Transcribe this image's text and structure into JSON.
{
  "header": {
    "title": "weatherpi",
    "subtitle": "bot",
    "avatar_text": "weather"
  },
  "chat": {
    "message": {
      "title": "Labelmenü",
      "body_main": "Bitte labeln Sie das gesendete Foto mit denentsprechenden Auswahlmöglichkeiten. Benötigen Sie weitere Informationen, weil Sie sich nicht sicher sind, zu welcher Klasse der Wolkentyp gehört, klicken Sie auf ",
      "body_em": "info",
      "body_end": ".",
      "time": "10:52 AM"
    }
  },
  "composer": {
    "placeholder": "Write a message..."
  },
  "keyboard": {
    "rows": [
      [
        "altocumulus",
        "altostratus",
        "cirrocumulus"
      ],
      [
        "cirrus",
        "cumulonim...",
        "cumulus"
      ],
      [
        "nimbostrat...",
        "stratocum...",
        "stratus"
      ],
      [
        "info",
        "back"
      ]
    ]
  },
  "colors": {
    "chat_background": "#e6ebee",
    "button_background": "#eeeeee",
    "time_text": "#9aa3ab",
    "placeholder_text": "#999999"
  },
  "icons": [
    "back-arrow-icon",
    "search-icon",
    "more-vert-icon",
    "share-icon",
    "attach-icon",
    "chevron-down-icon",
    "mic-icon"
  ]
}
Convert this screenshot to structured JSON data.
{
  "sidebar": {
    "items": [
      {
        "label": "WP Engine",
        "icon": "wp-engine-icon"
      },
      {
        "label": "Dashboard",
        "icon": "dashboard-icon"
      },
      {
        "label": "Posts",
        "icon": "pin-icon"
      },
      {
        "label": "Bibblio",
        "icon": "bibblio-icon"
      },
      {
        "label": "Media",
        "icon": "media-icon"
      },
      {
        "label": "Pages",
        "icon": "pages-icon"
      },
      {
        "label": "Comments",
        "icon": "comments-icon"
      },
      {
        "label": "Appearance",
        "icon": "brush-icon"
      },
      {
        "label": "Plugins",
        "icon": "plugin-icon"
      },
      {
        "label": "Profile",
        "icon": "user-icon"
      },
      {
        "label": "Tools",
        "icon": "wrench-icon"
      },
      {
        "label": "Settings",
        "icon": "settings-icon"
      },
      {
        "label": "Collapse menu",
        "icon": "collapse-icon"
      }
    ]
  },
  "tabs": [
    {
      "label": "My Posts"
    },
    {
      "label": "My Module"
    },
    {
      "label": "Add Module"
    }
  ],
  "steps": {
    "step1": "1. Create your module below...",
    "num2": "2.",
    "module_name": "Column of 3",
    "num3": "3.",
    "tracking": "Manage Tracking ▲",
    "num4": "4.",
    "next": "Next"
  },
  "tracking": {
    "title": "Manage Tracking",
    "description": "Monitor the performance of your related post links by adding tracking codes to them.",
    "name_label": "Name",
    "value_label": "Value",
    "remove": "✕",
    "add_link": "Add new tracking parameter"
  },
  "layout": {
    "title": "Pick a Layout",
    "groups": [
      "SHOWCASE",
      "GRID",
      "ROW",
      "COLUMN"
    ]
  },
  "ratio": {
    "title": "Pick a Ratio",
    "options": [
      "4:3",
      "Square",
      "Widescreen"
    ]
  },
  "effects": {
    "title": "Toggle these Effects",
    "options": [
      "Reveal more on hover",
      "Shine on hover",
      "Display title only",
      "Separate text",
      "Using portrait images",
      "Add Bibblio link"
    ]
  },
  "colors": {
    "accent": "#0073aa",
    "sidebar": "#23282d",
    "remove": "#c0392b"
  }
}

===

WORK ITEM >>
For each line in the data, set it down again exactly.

WRITTEN SOLUTION >>
Transcribe this image's text and structure into JSON.
{
  "header": {
    "title": "weatherpi",
    "subtitle": "bot",
    "avatar_text": "weather"
  },
  "chat": {
    "message": {
      "title": "Labelmenü",
      "body_main": "Bitte labeln Sie das gesendete Foto mit denentsprechenden Auswahlmöglichkeiten. Benötigen Sie weitere Informationen, weil Sie sich nicht sicher sind, zu welcher Klasse der Wolkentyp gehört, klicken Sie auf ",
      "body_em": "info",
      "body_end": ".",
      "time": "10:52 AM"
    }
  },
  "composer": {
    "placeholder": "Write a message..."
  },
  "keyboard": {
    "rows": [
      [
        "altocumulus",
        "altostratus",
        "cirrocumulus"
      ],
      [
        "cirrus",
        "cumulonim...",
        "cumulus"
      ],
      [
        "nimbostrat...",
        "stratocum...",
        "stratus"
      ],
      [
        "info",
        "back"
      ]
    ]
  },
  "colors": {
    "chat_background": "#e6ebee",
    "button_background": "#eeeeee",
    "time_text": "#9aa3ab",
    "placeholder_text": "#999999"
  },
  "icons": [
    "back-arrow-icon",
    "search-icon",
    "more-vert-icon",
    "share-icon",
    "attach-icon",
    "chevron-down-icon",
    "mic-icon"
  ]
}
Convert this screenshot to structured JSON data.
{
  "sidebar": {
    "items": [
      {
        "label": "WP Engine",
        "icon": "wp-engine-icon"
      },
      {
        "label": "Dashboard",
        "icon": "dashboard-icon"
      },
      {
        "label": "Posts",
        "icon": "pin-icon"
      },
      {
        "label": "Bibblio",
        "icon": "bibblio-icon"
      },
      {
        "label": "Media",
        "icon": "media-icon"
      },
      {
        "label": "Pages",
        "icon": "pages-icon"
      },
      {
        "label": "Comments",
        "icon": "comments-icon"
      },
      {
        "label": "Appearance",
        "icon": "brush-icon"
      },
      {
        "label": "Plugins",
        "icon": "plugin-icon"
      },
      {
        "label": "Profile",
        "icon": "user-icon"
      },
      {
        "label": "Tools",
        "icon": "wrench-icon"
      },
      {
        "label": "Settings",
        "icon": "settings-icon"
      },
      {
        "label": "Collapse menu",
        "icon": "collapse-icon"
      }
    ]
  },
  "tabs": [
    {
      "label": "My Posts"
    },
    {
      "label": "My Module"
    },
    {
      "label": "Add Module"
    }
  ],
  "steps": {
    "step1": "1. Create your module below...",
    "num2": "2.",
    "module_name": "Column of 3",
    "num3": "3.",
    "tracking": "Manage Tracking ▲",
    "num4": "4.",
    "next": "Next"
  },
  "tracking": {
    "title": "Manage Tracking",
    "description": "Monitor the performance of your related post links by adding tracking codes to them.",
    "name_label": "Name",
    "value_label": "Value",
    "remove": "✕",
    "add_link": "Add new tracking parameter"
  },
  "layout": {
    "title": "Pick a Layout",
    "groups": [
      "SHOWCASE",
      "GRID",
      "ROW",
      "COLUMN"
    ]
  },
  "ratio": {
    "title": "Pick a Ratio",
    "options": [
      "4:3",
      "Square",
      "Widescreen"
    ]
  },
  "effects": {
    "title": "Toggle these Effects",
    "options": [
      "Reveal more on hover",
      "Shine on hover",
      "Display title only",
      "Separate text",
      "Using portrait images",
      "Add Bibblio link"
    ]
  },
  "colors": {
    "accent": "#0073aa",
    "sidebar": "#23282d",
    "remove": "#c0392b"
  }
}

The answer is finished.